“From a foreign exchange perspective, this argues for further dollar weakness as the ceiling for the central bank cycle has clearly decreased,” he said.
The dollar index, which measures the currency against six major peers, was last down 0.2% and is on track for its sixth consecutive daily decline, the longest such streak since September 2021.
The Swiss National Bank raised its policy rate by 50 basis points as the central bank sought to balance inflation with concerns about financial market turmoil, while reiterating its readiness to act in the foreign exchange market.
The SNB also said the measures authorities announced over the weekend at Credit Suisse “stopped the crisis”.
The franc strengthened after the close and rose 0.2% to 0.9155 against the dollar.
“We’re seeing a stronger franc, not just because of the rise, but because they’ve effectively said they’re stopping the crisis in the banking sector,” said Kirstine Kundby-Nielsen, FX analyst at Danske Bank.
After showing a surprise rise in British inflation on Wednesday, sterling edged closer to a seven-week high, leaving it at 10.4%, piling pressure on the Bank of England to raise rates at its meeting.
Markets have priced in a 25-bp hike from the BoE.
The Norwegian crown strengthened against the euro and dollar after Norges Bank raised its interest rate by 25 bps to 3% and said a hike was possible in May.
The Australian and New Zealand dollars rose 0.6% and 0.9% respectively.
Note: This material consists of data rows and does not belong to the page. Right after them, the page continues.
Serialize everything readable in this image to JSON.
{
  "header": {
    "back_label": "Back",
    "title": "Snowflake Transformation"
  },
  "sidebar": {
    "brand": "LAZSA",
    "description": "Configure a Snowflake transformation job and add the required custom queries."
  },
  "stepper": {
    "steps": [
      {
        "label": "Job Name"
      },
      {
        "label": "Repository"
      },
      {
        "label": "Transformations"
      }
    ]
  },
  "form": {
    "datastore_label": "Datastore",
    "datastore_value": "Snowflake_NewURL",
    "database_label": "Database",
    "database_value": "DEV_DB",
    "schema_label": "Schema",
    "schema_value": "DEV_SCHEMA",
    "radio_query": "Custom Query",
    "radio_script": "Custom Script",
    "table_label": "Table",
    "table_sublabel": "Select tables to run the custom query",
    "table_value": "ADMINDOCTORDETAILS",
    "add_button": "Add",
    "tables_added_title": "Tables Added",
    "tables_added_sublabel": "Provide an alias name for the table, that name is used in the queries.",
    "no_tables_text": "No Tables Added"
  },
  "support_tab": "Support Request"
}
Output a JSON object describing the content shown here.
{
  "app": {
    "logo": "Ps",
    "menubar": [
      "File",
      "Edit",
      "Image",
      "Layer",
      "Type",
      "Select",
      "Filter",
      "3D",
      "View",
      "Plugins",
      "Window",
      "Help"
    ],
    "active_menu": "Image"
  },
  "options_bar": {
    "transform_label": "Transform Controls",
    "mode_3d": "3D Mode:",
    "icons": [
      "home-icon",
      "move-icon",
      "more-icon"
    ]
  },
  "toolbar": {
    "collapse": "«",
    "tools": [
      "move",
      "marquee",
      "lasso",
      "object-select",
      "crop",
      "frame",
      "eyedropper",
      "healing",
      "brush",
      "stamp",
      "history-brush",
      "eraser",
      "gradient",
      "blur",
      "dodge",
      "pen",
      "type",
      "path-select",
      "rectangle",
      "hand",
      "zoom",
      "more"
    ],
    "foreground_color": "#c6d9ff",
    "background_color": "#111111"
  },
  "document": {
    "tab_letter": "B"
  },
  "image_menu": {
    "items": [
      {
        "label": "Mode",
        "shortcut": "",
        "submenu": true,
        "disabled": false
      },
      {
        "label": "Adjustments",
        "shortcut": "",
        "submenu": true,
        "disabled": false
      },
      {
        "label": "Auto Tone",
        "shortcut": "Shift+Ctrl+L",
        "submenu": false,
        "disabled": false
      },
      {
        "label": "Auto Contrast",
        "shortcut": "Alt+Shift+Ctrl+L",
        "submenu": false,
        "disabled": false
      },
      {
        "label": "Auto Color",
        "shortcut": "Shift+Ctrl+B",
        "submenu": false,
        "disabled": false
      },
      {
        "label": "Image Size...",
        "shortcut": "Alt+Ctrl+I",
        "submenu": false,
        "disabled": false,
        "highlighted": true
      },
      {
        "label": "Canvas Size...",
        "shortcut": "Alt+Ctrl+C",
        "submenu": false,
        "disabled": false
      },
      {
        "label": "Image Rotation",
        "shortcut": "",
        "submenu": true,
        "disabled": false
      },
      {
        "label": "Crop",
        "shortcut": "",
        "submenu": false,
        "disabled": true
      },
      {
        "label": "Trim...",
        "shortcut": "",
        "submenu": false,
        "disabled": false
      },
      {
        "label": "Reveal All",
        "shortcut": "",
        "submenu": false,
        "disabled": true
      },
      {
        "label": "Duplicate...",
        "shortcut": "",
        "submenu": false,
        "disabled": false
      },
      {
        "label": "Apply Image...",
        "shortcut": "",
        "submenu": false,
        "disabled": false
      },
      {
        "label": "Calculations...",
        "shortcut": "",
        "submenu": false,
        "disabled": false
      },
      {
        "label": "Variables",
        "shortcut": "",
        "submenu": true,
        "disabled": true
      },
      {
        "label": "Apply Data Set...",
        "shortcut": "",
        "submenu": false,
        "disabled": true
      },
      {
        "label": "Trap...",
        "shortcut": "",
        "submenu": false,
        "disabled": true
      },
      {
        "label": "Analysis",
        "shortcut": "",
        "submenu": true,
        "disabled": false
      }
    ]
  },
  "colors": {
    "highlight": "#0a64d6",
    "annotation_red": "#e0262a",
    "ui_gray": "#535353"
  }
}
Dollar/yen, which tracks US yields closely, fell 0.3% after earlier hitting a six-week low of 130.41.
Two-year US Treasury yields fell 2 bps, extending Wednesday’s decline of about 20 bps.
Financial markets rallied after a Silicon Valley bank run and the sudden demise of Credit Suisse two weeks ago, with confidence in banks faltering worldwide.
On the banking front, the focus is now primarily on US regional lenders, where concerns about a contagion of deposits are high.
Federal Reserve Chairman Jerome Powell said last week that deposit flows had stabilized and that small lenders were taking some comfort from US Treasury Secretary Janet Yellen’s suggestion that deposit insurance would be considered a contagion risk.
It “took the nervousness out of the room,” said Daniel Kimpel, an executive at the local Passumsic Bank in St. Johnsbury, Vermont. However, shares of regional lenders fell.
(Reporting by Tom Westbrook in Singapore and Samuel Indick in London; Editing by Simon Cameron-Moore, Sonali Paul, Emilia Sithole-Madaraise and Alshan Williams)